I'll provide an example, without naming the source (although, be certain, The Bible and Discipleship constitute its subtitle).
"Discipleship requires a whole new conversation in a church that has been too long accomodationist and at ease in the dominant values of culture that fly in the face of the purposes of God... Such disciplines intend and permit a drastic reorienting of one's life, an embrace of new practices, and most particularly, a departure from other loyalties that have seemed both legitimate and convenient" (pp. 95-96).
At first glance, this quotation offers some helpful background for a theology of discipleship.
- First, it is the work of the church--ideally the Christian church.
- Second, it calls the church out from the ideology of its larger culture.
- Thirdly, being called out implies certain practices, called disciplines, that contrast church members from the common taxpayer in Cook County.

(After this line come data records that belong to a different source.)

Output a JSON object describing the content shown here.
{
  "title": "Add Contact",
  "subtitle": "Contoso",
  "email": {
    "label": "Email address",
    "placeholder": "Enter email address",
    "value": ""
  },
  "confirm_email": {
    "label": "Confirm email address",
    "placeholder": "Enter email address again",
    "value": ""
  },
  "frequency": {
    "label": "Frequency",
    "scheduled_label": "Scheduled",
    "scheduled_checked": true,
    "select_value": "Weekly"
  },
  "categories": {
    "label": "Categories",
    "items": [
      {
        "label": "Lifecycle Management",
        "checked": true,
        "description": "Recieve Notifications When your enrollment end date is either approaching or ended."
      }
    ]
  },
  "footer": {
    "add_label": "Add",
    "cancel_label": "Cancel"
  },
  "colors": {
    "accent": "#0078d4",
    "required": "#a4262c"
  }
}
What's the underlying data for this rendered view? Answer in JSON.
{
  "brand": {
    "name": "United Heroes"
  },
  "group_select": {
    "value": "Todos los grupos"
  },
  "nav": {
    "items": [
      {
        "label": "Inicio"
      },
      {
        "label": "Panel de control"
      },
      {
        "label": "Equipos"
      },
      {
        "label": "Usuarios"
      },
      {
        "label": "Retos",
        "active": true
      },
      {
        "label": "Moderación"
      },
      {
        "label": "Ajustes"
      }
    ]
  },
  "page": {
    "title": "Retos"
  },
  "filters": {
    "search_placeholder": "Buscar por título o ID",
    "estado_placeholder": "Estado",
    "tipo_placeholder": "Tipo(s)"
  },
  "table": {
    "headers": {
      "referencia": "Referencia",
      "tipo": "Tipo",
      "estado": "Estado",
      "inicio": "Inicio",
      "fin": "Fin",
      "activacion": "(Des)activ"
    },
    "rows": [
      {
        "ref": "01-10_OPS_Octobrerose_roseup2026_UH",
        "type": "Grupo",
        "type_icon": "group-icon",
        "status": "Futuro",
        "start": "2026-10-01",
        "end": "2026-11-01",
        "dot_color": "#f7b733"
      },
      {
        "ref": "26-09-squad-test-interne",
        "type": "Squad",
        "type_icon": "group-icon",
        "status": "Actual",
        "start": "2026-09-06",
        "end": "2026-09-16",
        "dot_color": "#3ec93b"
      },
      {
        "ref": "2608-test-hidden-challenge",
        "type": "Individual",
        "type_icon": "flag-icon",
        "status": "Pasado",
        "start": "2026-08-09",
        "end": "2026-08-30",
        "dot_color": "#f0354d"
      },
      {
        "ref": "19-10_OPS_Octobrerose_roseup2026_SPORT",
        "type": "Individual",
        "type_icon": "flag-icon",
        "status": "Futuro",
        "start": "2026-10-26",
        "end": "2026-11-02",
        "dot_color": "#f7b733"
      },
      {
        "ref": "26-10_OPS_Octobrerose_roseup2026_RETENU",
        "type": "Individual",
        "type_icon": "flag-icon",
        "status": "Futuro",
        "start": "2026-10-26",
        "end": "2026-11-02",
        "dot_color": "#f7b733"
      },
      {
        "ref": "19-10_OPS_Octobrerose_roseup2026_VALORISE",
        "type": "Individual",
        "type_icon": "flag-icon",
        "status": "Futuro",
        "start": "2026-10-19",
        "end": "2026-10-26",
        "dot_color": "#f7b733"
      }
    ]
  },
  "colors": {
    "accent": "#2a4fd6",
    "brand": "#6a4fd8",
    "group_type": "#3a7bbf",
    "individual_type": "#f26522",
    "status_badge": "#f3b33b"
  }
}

- Finally, what sustains this distinct lifestyle is a greater loyalty to God than the gods of convenience and popular opinion.
Later the author lists, with little definition, the "practices" of a disciple--teaching, fellowship, breaking of bread, and prayer--as observed in Acts 2:42. Shortly thereafter, the chapter ends, as does the book's explicit teaching on discipleship. Next chapter: Citizens versus consumers.
To be fair, this is one example, but I run up against this time and time again when looking for specific, practical guidance on a given topic. The fine art of joining theological foundation with practical application rarely surfaces in printable form. Moralism abounds in the Christian bookstore. Scholasticism reigns in the Seminary library.
What I'm looking for is a text that blends truth with exhortation. Maybe I'm looking too hard.
"Therefore, go and make disciples of all the nations...teaching them to obey all that I've commanded you..." (Matthew 28:19-20).